From 1755 four battalions of the 60th (Royal American) Regiment of Foot were raised in North America and employed by Wolfe as light skirmishers. In 1797 a 5th Battalion was raised in England dressed in green. Green had been worn during the American War of Independence and had justified itself as camouflage. This 5th Battalion, the original Greenjacket Battalion, was disbanded in 1817, but by then the whole regiment was in green with red facings, and still is today. They became the King’s Royal Rifle Corps in 1830 and in 2007 formed part of The Rifles. The choice of green for the 5th Battalion was probably a matter of the prestige which it had acquired, and because the Jager corps in Germany wore green.
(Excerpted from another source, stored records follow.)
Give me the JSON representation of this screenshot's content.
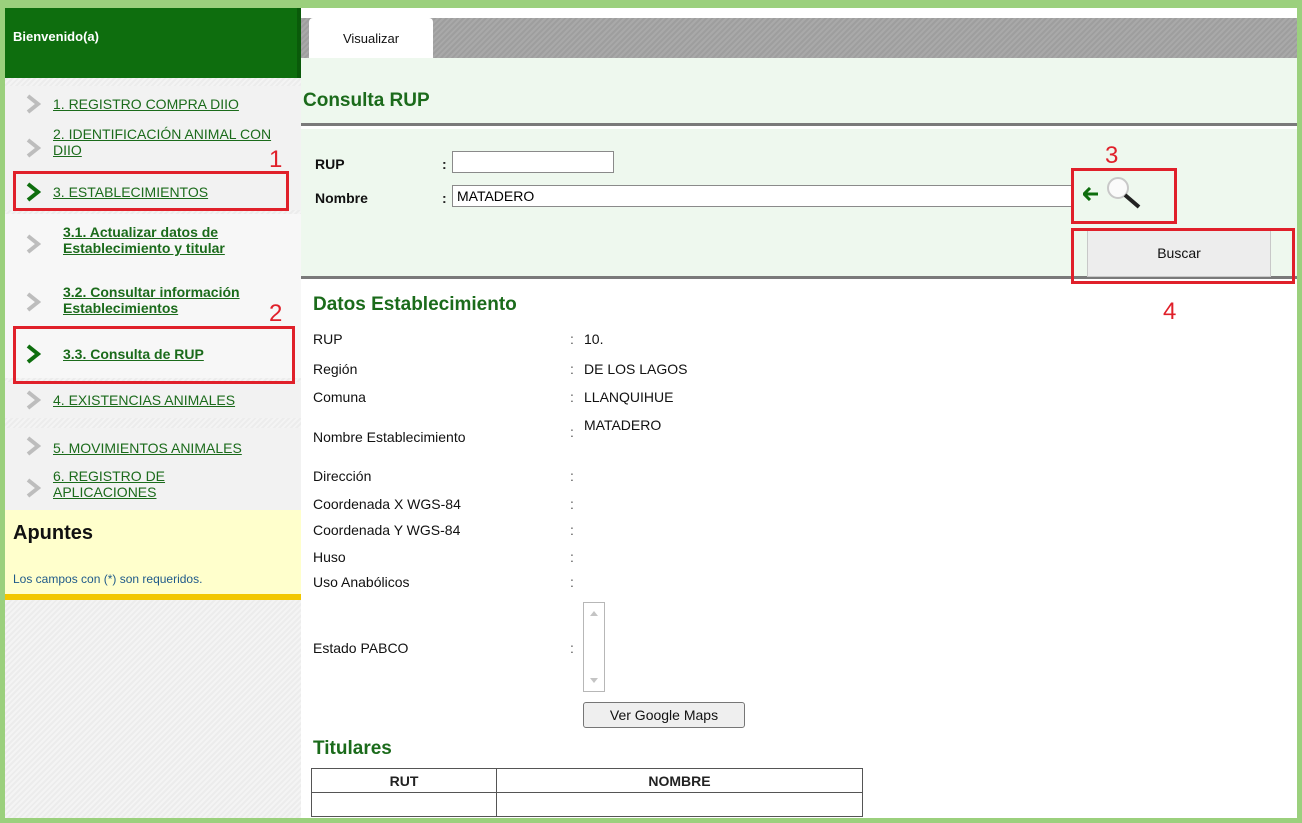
{
  "sidebar": {
    "header": "Bienvenido(a)",
    "items": [
      {
        "label": "1. REGISTRO COMPRA DIIO"
      },
      {
        "label": "2. IDENTIFICACIÓN ANIMAL CON DIIO"
      },
      {
        "label": "3. ESTABLECIMIENTOS"
      },
      {
        "label": "3.1. Actualizar datos de Establecimiento y titular"
      },
      {
        "label": "3.2. Consultar información Establecimientos"
      },
      {
        "label": "3.3. Consulta de RUP"
      },
      {
        "label": "4. EXISTENCIAS ANIMALES"
      },
      {
        "label": "5. MOVIMIENTOS ANIMALES"
      },
      {
        "label": "6. REGISTRO DE APLICACIONES"
      }
    ],
    "notes_title": "Apuntes",
    "notes_text": "Los campos con (*) son requeridos."
  },
  "tabs": [
    {
      "label": "Visualizar"
    }
  ],
  "page_title": "Consulta RUP",
  "form": {
    "rup_label": "RUP",
    "rup_value": "",
    "nombre_label": "Nombre",
    "nombre_value": "MATADERO",
    "colon": ":",
    "search_button": "Buscar"
  },
  "annotations": [
    "1",
    "2",
    "3",
    "4"
  ],
  "datos": {
    "title": "Datos Establecimiento",
    "rows": [
      {
        "label": "RUP",
        "value": "10."
      },
      {
        "label": "Región",
        "value": "DE LOS LAGOS"
      },
      {
        "label": "Comuna",
        "value": "LLANQUIHUE"
      },
      {
        "label": "Nombre Establecimiento",
        "value": "MATADERO"
      },
      {
        "label": "Dirección",
        "value": ""
      },
      {
        "label": "Coordenada X WGS-84",
        "value": ""
      },
      {
        "label": "Coordenada Y WGS-84",
        "value": ""
      },
      {
        "label": "Huso",
        "value": ""
      },
      {
        "label": "Uso Anabólicos",
        "value": ""
      },
      {
        "label": "Estado PABCO",
        "value": ""
      }
    ],
    "colon": ":",
    "maps_button": "Ver Google Maps"
  },
  "titulares": {
    "title": "Titulares",
    "columns": [
      "RUT",
      "NOMBRE"
    ]
  },
  "colors": {
    "brand_green": "#0e6e0e",
    "link_green": "#1b6b1b",
    "annotation_red": "#e0202a",
    "frame_green": "#9bd07d"
  }
}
The Hanoverian King’s German Legion wore uniforms of British pattern and were virtually a part of the British army. The first commanding officer of the Battalion was in fact a Bavarian, and it was no doubt he who encouraged the men to wear moustaches after the German fashion. The red facings of the battalion commemorate the red coats worn by the original four battalions of the 60th, and the short green gaiters are in the light infantry tradition. The weapon is a Baker rifle, superior to the smooth-bore weapon carried by the rest of the army, and a sword-bayonet is worn in a frog suspended from the belt (not visible here); hence the name ‘sword’ by which the regiment referred to its bayonets.
Source: Contemporary print by C. Hamilton Smith.